Yes, what’s good for the goose is good for the gander. You don’t need to be a shareholder of Exxon to appreciate the good fortune of increased gas prices. As prices increase some outside, but related, industries also prosper.
Let’s go back to good ‘ol for the second oil crisis of the ’70s. During this time and the ensuing years the gas guzzlers disappeared and in its place were small, gas efficient, vehicles. Yes, Japan was at the beginning of taking over the auto industry where a docile and bureaucratic US auto industry was still in dis-belief and auto chiefs were literally acting out on “The Emperor’s New Clothes”. So the small car companies prospered and the little cars that were scoffed at earlier were now being used as bragging materials at PTA meetings and neighborhood cookouts. Even as the prices went up the alternatives became more appealing to businesses and consumers alike.
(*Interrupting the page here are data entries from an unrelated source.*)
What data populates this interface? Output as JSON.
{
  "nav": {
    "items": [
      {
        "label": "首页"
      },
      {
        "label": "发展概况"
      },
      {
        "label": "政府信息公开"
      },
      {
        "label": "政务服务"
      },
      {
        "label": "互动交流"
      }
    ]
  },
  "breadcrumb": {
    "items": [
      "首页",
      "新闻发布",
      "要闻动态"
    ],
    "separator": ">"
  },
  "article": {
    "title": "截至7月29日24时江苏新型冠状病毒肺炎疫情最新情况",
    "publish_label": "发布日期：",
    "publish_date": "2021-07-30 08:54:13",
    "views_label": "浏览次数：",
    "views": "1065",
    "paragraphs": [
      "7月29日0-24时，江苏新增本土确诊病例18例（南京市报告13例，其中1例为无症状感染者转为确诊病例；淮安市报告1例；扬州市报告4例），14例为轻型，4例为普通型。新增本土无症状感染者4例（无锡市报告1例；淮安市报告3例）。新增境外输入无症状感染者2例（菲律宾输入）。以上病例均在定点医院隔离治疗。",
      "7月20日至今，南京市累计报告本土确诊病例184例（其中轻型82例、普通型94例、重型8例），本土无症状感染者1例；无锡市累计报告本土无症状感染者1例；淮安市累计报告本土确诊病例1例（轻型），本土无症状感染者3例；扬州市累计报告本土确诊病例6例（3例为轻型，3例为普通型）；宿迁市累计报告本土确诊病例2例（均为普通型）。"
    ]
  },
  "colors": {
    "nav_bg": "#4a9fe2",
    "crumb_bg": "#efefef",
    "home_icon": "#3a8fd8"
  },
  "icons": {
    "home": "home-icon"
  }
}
As gas goes up this time around we are seeing more on hybrid, electric, and fuel efficient vehicles previously ignored by the marketplace. As oil is consumed more than just by vehicles you will also see the solar energy, coal, and other alternatives to oil creep up again and profit. As the public changes it’s habits and perceptions the “new” markets may make the “old” markets obsolete.
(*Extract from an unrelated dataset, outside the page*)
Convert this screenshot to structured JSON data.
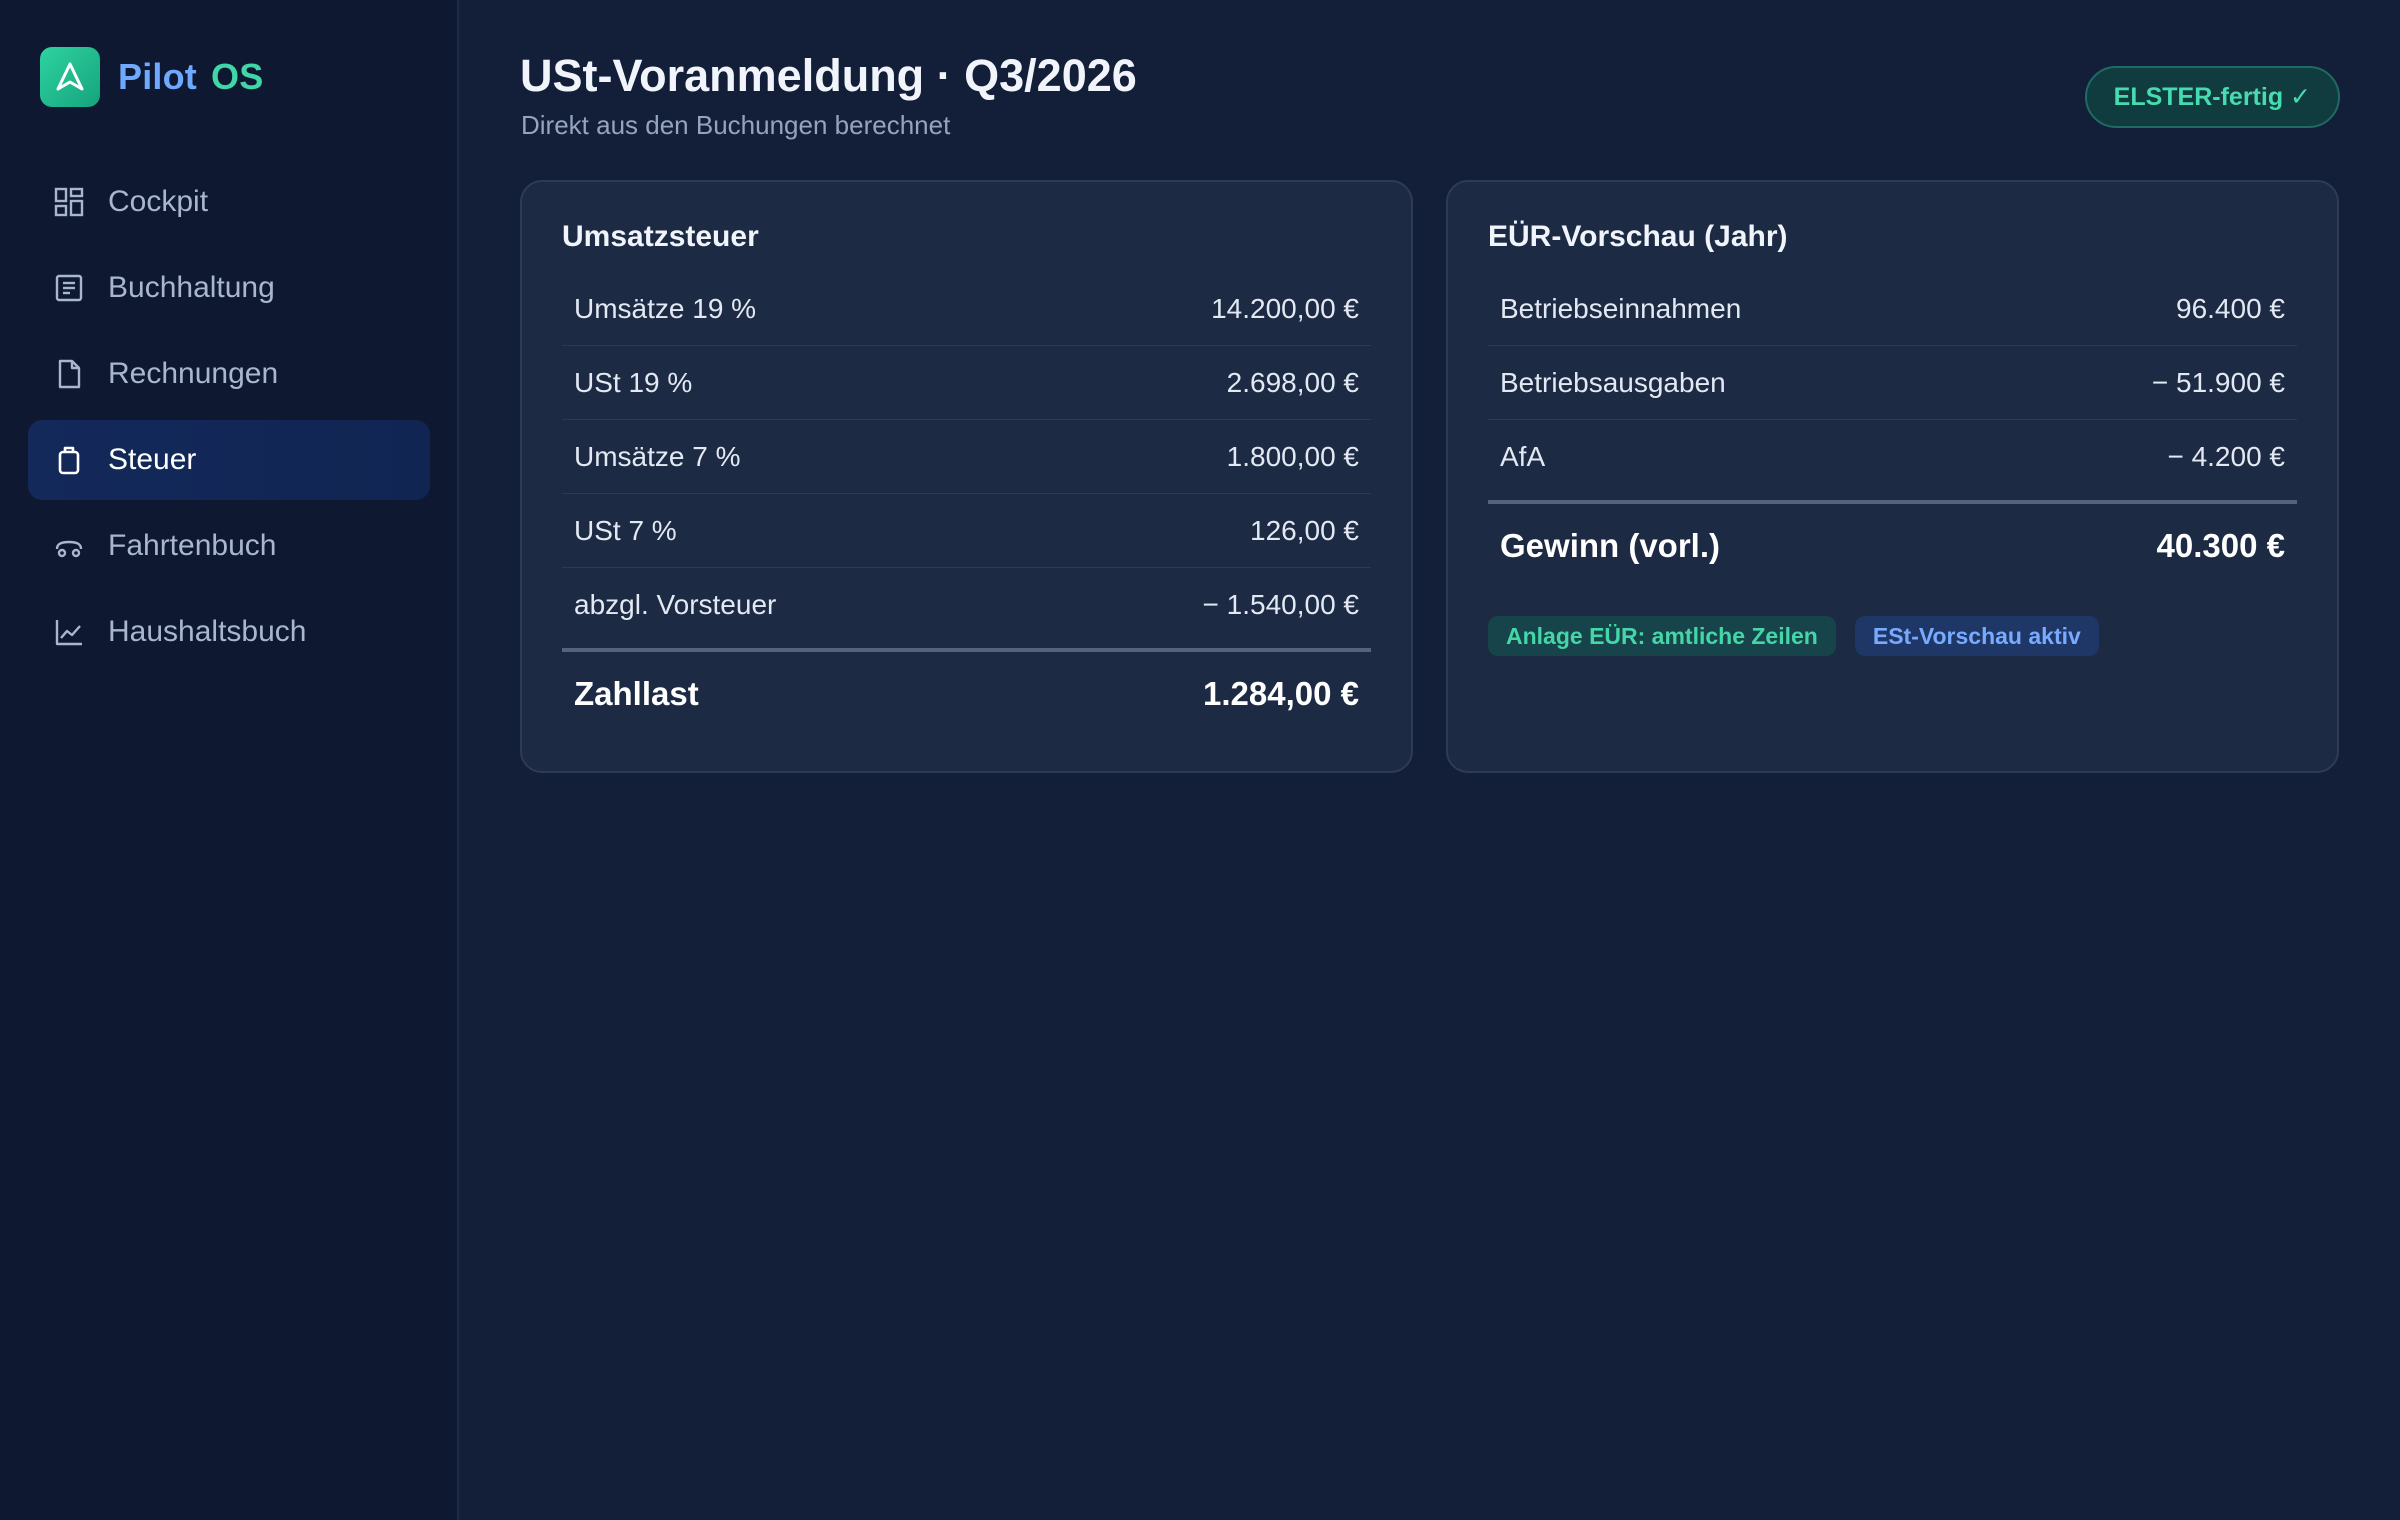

OK, so I used the creative license offered to me as a blog writer to come up with the title as play on words. Precious metals go up and down in prices (mostly up for the last few years) and as the main ingredient for precious metal nanopowders are the precious metals themselves, they too fluctuate according to the price of the base metals.
Platinum, gold and silver are the main precious metals you read about in the paper with gold being the forefront. It’s safe to say for the last few thousand years or so gold has been the most sought after metal around. Columbus didn’t exactly try to discover the new world for the large amount of tin found here.
As the swings in prices of gold affect speculators, the prices typically don’t affect you or I on a day to day basis. It’s not like we go to the store and buy 3 ounces of gold with the iceberg lettuce. Sure, jewelers and investors are affected but not you or I. What’s interesting is that many researchers, institutions, and corporations who test and research and ultimately use those nanopowders in production are impacted immediately. Perhaps a budget for certain elements are $100 and the price increases by 10%. The researcher is going to have to make cuts. As I state the obvious, the research and development is where the real work takes place. It’s those guys on the trenches who create or make that existing product cheaper, better, longer lasting that you and I sometimes take for granted. With less resources at their disposal, the work they try to complete is more difficult.
Since the last week of 2011 and the beginning of this year prices for one of the major components in the Solar World, polysilicon, has rebounded. This is good news for all involved as it appears some stability that I had pointed out in earlier posts has begun to appear.
For an industry to boom companies typically need to make money. This does not count on the Silicon Valley startup boom of the late 90s that led to the meltdown in 2000. Since then even startups are generally required to make money before more money is fed to them. That being said, if polysilicon prices stabilize and perhaps increase in price then the main providers of polysilicon can finally get back to making money. I don’t know if we are there yet but at least we are closer and the trend is positive.
Why is this important? For starters there can be more competition creating greater efficiencies, better long-term prices, and increased ingenuity and product improvements from the manufacturer down to the installer. Less competition is never good. Remember what the phone company was like in the 1970s??? I don’t ever want to go back to those kinds of days.
I’ll keep you posted on what trends I am seeing as well as my 3 cents (inflation, you know).
China has been successfully challenged at the WTO (World Trade Organisation) for restricting exports of raw materials. Here are some things to think about:
1. If China drops tariffs, etc. then prices will drop.
2. If prices drop too much then new mines hoping to open up in the next few years might just shut down before they even open up fully because they would be unprofitable.
3. Competition might not improve from outside of China because it’s not “worth the risk/return”.
4. Substitutes for rare earth materials or efficiencies might not be created.
Quoting an oil expression is that “the best cure for high oil prices are high oil prices”. Example is that high oil prices create more competition and ingenuity such as efficiencies, alternatives such as electric cars, and less use of vehicles are some ways that high oil prices would be battled. Oil is still expensive but there are solutions underway. So before we jump to the conclusion that rare earth prices should come down I believe the prices should stay where they are and we should be happy they are not low. Otherwise, it may be too late and it’s another “here we go again” moment.